%%

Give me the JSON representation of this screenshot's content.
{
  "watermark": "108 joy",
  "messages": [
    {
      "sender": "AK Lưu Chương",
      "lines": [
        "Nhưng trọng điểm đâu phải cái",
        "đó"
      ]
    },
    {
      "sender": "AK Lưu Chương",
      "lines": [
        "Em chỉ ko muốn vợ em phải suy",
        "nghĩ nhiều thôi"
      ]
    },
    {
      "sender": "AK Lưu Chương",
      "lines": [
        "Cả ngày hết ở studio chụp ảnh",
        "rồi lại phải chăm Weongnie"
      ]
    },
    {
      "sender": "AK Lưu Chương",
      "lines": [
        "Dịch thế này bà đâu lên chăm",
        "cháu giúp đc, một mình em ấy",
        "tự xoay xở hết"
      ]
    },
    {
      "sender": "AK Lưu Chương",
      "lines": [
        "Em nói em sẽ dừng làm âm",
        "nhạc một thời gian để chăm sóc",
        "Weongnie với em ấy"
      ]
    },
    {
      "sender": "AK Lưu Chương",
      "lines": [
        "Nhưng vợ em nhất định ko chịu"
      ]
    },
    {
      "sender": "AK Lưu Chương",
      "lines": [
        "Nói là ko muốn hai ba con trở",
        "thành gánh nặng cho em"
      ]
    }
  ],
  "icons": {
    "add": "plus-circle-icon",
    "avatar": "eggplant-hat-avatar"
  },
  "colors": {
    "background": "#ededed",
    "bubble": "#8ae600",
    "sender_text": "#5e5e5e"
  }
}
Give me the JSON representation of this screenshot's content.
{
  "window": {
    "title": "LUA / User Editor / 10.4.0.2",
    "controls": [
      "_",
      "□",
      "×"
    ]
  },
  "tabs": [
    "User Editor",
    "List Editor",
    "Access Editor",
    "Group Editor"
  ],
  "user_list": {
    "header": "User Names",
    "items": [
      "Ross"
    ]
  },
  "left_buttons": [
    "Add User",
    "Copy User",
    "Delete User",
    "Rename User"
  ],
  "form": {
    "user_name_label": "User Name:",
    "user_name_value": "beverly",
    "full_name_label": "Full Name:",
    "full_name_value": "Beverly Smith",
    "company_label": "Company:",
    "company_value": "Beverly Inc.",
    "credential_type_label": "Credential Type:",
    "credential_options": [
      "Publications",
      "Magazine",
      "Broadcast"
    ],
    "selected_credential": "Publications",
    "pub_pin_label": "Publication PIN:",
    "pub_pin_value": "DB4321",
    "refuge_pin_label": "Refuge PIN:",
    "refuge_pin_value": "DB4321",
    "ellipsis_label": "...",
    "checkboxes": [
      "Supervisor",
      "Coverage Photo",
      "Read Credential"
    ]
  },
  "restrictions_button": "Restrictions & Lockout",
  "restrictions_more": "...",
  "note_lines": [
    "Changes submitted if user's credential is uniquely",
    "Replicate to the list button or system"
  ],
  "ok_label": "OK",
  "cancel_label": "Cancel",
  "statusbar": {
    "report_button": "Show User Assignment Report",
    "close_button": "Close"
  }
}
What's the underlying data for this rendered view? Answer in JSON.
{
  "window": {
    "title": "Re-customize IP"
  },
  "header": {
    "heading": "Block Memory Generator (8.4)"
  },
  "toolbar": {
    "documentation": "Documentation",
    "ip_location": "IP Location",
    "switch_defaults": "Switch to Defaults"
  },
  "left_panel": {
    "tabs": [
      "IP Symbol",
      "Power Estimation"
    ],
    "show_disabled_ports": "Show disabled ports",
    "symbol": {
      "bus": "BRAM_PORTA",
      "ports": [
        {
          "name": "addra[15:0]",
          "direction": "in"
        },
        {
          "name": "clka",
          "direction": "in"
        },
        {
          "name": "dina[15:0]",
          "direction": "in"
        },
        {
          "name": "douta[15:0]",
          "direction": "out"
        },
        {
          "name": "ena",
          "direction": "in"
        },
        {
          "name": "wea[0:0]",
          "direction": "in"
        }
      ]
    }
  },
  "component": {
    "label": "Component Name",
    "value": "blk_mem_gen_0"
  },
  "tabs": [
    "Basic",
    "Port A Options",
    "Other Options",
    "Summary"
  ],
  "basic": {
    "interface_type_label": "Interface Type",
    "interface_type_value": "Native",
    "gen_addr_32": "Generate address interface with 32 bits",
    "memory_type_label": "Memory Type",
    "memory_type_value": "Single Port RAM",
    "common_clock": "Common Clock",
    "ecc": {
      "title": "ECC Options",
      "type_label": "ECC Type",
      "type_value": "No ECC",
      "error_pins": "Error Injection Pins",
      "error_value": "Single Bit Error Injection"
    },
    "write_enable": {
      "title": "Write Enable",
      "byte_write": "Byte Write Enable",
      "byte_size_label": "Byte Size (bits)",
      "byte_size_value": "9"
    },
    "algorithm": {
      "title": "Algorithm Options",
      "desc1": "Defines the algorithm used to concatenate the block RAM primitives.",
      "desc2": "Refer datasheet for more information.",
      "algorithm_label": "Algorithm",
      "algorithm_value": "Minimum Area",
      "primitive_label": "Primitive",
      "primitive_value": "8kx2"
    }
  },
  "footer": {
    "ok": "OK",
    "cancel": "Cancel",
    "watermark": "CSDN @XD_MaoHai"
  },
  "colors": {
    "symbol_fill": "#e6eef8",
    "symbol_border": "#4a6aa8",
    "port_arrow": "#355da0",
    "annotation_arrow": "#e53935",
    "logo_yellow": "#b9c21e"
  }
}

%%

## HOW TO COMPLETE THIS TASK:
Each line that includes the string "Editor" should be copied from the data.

## COMPLETED EXERCISE:
    "title": "LUA / User Editor / 10.4.0.2",
    "User Editor",
    "List Editor",
    "Access Editor",
    "Group Editor"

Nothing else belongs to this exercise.